A very warm welcome to you all to our brand new website. Here, you’ll find our latest news as well as background information about the Garganey Trust and our reserves.
There’s lots more to come this year
2019 is a busy time at all our sites, with things happening at all of them and some new projects and ventures in the pipeline.
Top news is that the excavations on the ‘back field’ (also known as Chirl Hill on the old maps) which is part of our Wings across the Ings project at Broomhill Flash, started in February and will last for up to six weeks.
Bittern Excavations Ltd are carrying out the work. They have a cracking track record on wetland creation schemes, having worked on Adwick, Alkborough, Carlton Marsh, and Nosterfield nature reserves (amongst others), so we are sure we will get a great result.
Big discoveries at Broomhill
The massive delay to the project (by some 18 months) was due to the discovery of Romano-British archaeological remains found onsite. This meant we had to re-design the project and re-run the planning process.

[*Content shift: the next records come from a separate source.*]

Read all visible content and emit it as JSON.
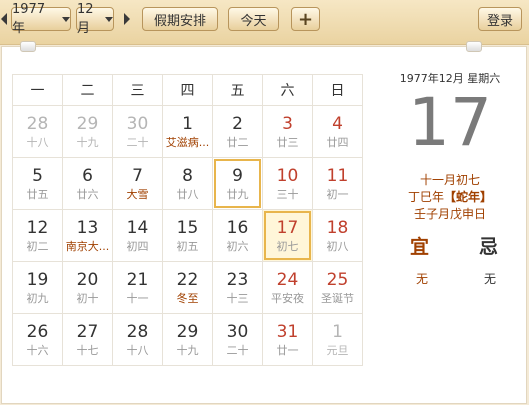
{
  "toolbar": {
    "year_label": "1977 年",
    "month_label": "12月",
    "holiday_label": "假期安排",
    "today_label": "今天",
    "add_label": "+",
    "login_label": "登录"
  },
  "weekdays": [
    "一",
    "二",
    "三",
    "四",
    "五",
    "六",
    "日"
  ],
  "weeks": [
    [
      {
        "d": "28",
        "l": "十八",
        "g": true
      },
      {
        "d": "29",
        "l": "十九",
        "g": true
      },
      {
        "d": "30",
        "l": "二十",
        "g": true
      },
      {
        "d": "1",
        "l": "艾滋病...",
        "f": true
      },
      {
        "d": "2",
        "l": "廿二"
      },
      {
        "d": "3",
        "l": "廿三",
        "w": true
      },
      {
        "d": "4",
        "l": "廿四",
        "w": true
      }
    ],
    [
      {
        "d": "5",
        "l": "廿五"
      },
      {
        "d": "6",
        "l": "廿六"
      },
      {
        "d": "7",
        "l": "大雪",
        "f": true
      },
      {
        "d": "8",
        "l": "廿八"
      },
      {
        "d": "9",
        "l": "廿九",
        "hl": true
      },
      {
        "d": "10",
        "l": "三十",
        "w": true
      },
      {
        "d": "11",
        "l": "初一",
        "w": true
      }
    ],
    [
      {
        "d": "12",
        "l": "初二"
      },
      {
        "d": "13",
        "l": "南京大...",
        "f": true
      },
      {
        "d": "14",
        "l": "初四"
      },
      {
        "d": "15",
        "l": "初五"
      },
      {
        "d": "16",
        "l": "初六"
      },
      {
        "d": "17",
        "l": "初七",
        "w": true,
        "today": true
      },
      {
        "d": "18",
        "l": "初八",
        "w": true
      }
    ],
    [
      {
        "d": "19",
        "l": "初九"
      },
      {
        "d": "20",
        "l": "初十"
      },
      {
        "d": "21",
        "l": "十一"
      },
      {
        "d": "22",
        "l": "冬至",
        "f": true
      },
      {
        "d": "23",
        "l": "十三"
      },
      {
        "d": "24",
        "l": "平安夜",
        "w": true
      },
      {
        "d": "25",
        "l": "圣诞节",
        "w": true
      }
    ],
    [
      {
        "d": "26",
        "l": "十六"
      },
      {
        "d": "27",
        "l": "十七"
      },
      {
        "d": "28",
        "l": "十八"
      },
      {
        "d": "29",
        "l": "十九"
      },
      {
        "d": "30",
        "l": "二十"
      },
      {
        "d": "31",
        "l": "廿一",
        "w": true
      },
      {
        "d": "1",
        "l": "元旦",
        "g": true
      }
    ]
  ],
  "side": {
    "date_line": "1977年12月  星期六",
    "big_day": "17",
    "lunar_line": "十一月初七",
    "year_gz_prefix": "丁巳年",
    "zodiac": "【蛇年】",
    "month_day_gz": "壬子月戊申日",
    "yi_label": "宜",
    "ji_label": "忌",
    "yi_value": "无",
    "ji_value": "无"
  },
  "colors": {
    "red": "#c0402d",
    "gold": "#e8b54c",
    "brown": "#a04000"
  }
}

The upside is that the archaeology will add to the fascinating history of the Dearne. Thanks to a grant from the Dearne Valley Landscape Partnership, we will be holding a discovery day where you can see the pottery remains, read about the discoveries and see a demo of the methods used. Watch our events page for the up and coming date.
Developments at the Delf
At Denby Delf, Hazelwood Conservation have completed further work to shape and open the dense hawthorn scrub on site to provide sheltered glades for insects and foraging birds.
We were thrilled to have a resident pair of willow tits last year – this is the UK’s fastest declining resident bird, the reasons for which aren’t yet fully understood. We are delighted to be part of the national Back from the Brink Willow Tit project which is learning more about this charming but elusive little bird.
And Thunderbridge too!
At Thunderbridge Meadows, we are nearing completion of the Restoring Fenay Beck joint project with the Yorkshire Wildlife Trust. Alongside Hazelwood Conservation, they have helped to control invasive waterplants, stabilise eroding riverbanks and secure boundaries – more on that soon.
Spring is around the corner – robins and song thrushes are singing and the first oystercatchers are returning from their wintering grounds. Thanks to our brilliant volunteers for keeping the car-park and hide at Broomhill open and tidy, and thanks to you for visiting this first blog. Stay tuned!